According to the U.S. Army, on Dec. 7, 1941, there were less than 1,000 nurses in the Army Nurse Corps. By the war’s end, more than 59,000 nurses served in the Army Nurse Corps. From June 1943 to October 1944, 1,049 flight nurses were trained at Bowman Field in Kentucky.

Jerry Curtis was trained as a surgical nurse in Oklahoma. She volunteered to become a Flight Nurse and graduated in the first class of Flight Nurses in early 1943. Upon graduating, she received her gold wings. First Lieutenant Jerry Curtis reported for duty to the 9th Air Force, 806th Medical Air Evacuation Squadron (MAES), based at Welford Park, England.

Her training as a nurse and her willingness to serve her country would change her life forever. In England, she met Capt. Vito Pedone. They fell in love and married in England in 1943 continuing their D-Day training as husband and wife.

Jerry’s medical missions began four days after D-Day. The same C-47 planes that took paratroopers to Normandy were now used to evacuate wounded back to hospitals in England. The planes would deliver cargo to Normandy and then 18 wounded soldiers on stretchers were stacked three-high on side-mounted racks, according to Stephen Pedone’s article.

Four days after D-Day, C-47 aircraft began transporting wounded soldiers from France to hospitals in England. Onboard these flights were Army Flight Nurses. (Photo: Courtesy Stephen Pedone)

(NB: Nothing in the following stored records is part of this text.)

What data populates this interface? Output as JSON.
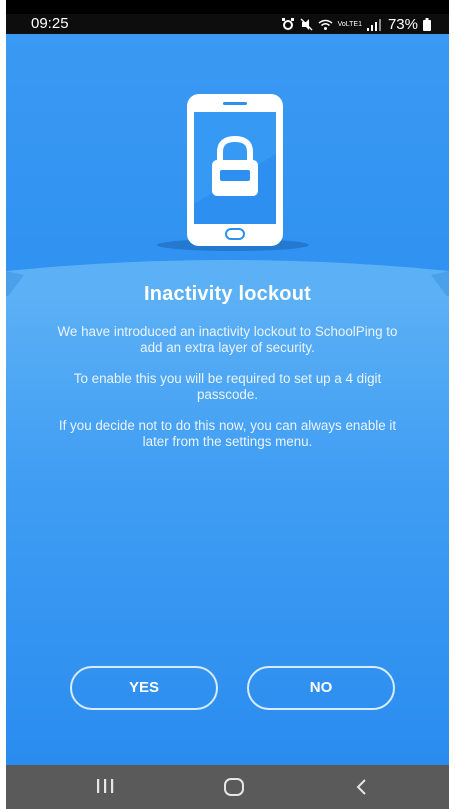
{
  "status_bar": {
    "time": "09:25",
    "network_label": "VoLTE1",
    "battery": "73%"
  },
  "icons": {
    "alarm": "alarm-icon",
    "mute": "mute-icon",
    "wifi": "wifi-icon",
    "signal": "signal-icon",
    "battery": "battery-icon",
    "lock": "lock-icon",
    "phone": "phone-illustration-icon",
    "recent_apps": "recent-apps-icon",
    "home": "home-icon",
    "back": "back-icon"
  },
  "colors": {
    "primary": "#2d8ff0",
    "accent_light": "#5cb0f5",
    "phone_screen": "#2d8ff0",
    "nav_bar": "#5a5a5a"
  },
  "dialog": {
    "title": "Inactivity lockout",
    "paragraph_1": "We have introduced an inactivity lockout to SchoolPing to add an extra layer of security.",
    "paragraph_2": "To enable this you will be required to set up a 4 digit passcode.",
    "paragraph_3": "If you decide not to do this now, you can always enable it later from the settings menu.",
    "yes_label": "YES",
    "no_label": "NO"
  }
}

In April 1945, the 806th Squadron set a record by evacuating 17,287 patients in one month. As Europe was liberated and the horrors of the Holocaust became known, liberated prisoners from concentration camps were evacuated on the C-47s to hospitals.

“All of us were affected by the plight of the displaced persons and liberated prisoners we brought back.” (The Story of Air Evacuation: 1942-1989 by The World War II Flight Nurses Association, 1989, p. 78)

In July 1945, the first patients from Berlin were evacuated.

After the war
Capt. Pedone would go on to have a distinguished 30-year career in the U.S. Air Force retiring as a Colonel. Jerry separated from the military to raise their son, Stephen, named after Vito’s brother, and she also worked as a surgical nurse in Alexandria, Virginia.

Quote from Stephen P. Pedone’s article
“Vito and Jerry’s story ends at a very special place in our nation, Arlington National Cemetery, where they lie together for eternity – ‘There is no greater honor.’ Jerry is honored at the National Women in the Military Memorial, in Arlington. Vito is remembered at the 82nd Airborne Division Paratrooper Museum, in Fayetteville, North Carolina. His D-Day service is recorded in numerous books on D-Day and in several U.S., U.K., and French military museums, and he told his D-Day story in person for the History Channel.”

Vito and Jerry Pedone’s final resting place at Arlington National Cemetery (Photo: Courtesy Stephen Pedone)

75th anniversary of D-Day
Stephen and his wife, Ximena, will be in Normandy for the 75th anniversary on June 6, 2019 representing Vito and Jerry, two American heroes from the Greatest Generation. “We are forever grateful to them, and we will never forget them,” Stephen said at the end of his article.

While in Normandy, Stephen and Ximena will be present for re-enactments of WWII C-47 flights through the D-Day Squadron, the U.S. contingent of DAKS Over Normandy.

Their story of courage facing a formidable foe is one thread in a tapestry woven by the stories of millions of young men and women in the Greatest Generation. Each thread in that tapestry must never be forgotten.